REQUIRED ACTION
Filter the listing below, copying every line in which the word "this" appears.

EXTRACTED INFORMATION
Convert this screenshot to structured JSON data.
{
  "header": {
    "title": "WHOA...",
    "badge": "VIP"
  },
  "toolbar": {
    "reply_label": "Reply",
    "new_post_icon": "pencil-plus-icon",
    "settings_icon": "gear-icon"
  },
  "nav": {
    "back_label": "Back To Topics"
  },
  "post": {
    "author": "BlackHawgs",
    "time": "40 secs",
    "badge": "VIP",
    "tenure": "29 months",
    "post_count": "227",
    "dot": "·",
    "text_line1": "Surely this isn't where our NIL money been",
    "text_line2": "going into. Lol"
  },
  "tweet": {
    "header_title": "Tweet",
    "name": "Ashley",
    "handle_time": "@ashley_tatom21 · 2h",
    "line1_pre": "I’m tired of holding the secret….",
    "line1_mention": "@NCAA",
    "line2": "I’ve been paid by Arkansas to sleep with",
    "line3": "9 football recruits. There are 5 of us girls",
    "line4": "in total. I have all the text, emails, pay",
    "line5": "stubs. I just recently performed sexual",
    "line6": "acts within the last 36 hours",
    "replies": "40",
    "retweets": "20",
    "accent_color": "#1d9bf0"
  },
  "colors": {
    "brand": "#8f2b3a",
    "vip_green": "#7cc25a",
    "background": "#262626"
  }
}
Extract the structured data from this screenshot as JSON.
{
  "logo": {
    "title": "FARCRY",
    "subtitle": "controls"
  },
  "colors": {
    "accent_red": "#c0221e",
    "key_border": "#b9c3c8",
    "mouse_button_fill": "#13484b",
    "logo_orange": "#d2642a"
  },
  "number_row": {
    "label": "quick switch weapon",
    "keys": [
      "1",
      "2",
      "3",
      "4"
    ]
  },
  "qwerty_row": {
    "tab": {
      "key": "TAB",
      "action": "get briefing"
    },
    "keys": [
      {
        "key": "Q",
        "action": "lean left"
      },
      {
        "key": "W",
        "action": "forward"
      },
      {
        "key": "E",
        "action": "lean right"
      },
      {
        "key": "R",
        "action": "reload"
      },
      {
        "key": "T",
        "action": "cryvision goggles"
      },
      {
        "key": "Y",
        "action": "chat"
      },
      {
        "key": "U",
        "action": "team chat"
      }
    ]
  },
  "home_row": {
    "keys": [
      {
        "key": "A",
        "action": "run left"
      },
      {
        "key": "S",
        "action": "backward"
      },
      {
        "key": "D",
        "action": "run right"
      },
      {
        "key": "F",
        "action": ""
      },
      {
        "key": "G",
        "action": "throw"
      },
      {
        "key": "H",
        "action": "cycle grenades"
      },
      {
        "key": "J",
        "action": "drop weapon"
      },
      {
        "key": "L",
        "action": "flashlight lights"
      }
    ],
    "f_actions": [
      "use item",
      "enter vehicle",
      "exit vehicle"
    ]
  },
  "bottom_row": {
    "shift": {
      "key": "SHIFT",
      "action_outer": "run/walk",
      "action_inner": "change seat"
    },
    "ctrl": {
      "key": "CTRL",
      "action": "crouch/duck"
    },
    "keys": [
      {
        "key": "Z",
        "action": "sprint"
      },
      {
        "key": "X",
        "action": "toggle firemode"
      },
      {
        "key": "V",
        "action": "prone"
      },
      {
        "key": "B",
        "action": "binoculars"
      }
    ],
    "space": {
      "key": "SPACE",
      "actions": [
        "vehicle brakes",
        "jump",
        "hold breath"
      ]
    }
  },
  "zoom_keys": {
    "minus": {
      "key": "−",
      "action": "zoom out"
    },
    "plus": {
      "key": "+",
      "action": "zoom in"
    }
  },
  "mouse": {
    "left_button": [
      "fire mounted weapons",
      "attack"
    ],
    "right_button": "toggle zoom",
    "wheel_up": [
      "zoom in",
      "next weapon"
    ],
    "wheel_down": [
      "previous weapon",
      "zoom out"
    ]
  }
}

ANSWER BOX
Convert this screenshot to structured JSON data.
    "text_line1": "Surely this isn't where our NIL money been",
Extract the structured data from this screenshot as JSON.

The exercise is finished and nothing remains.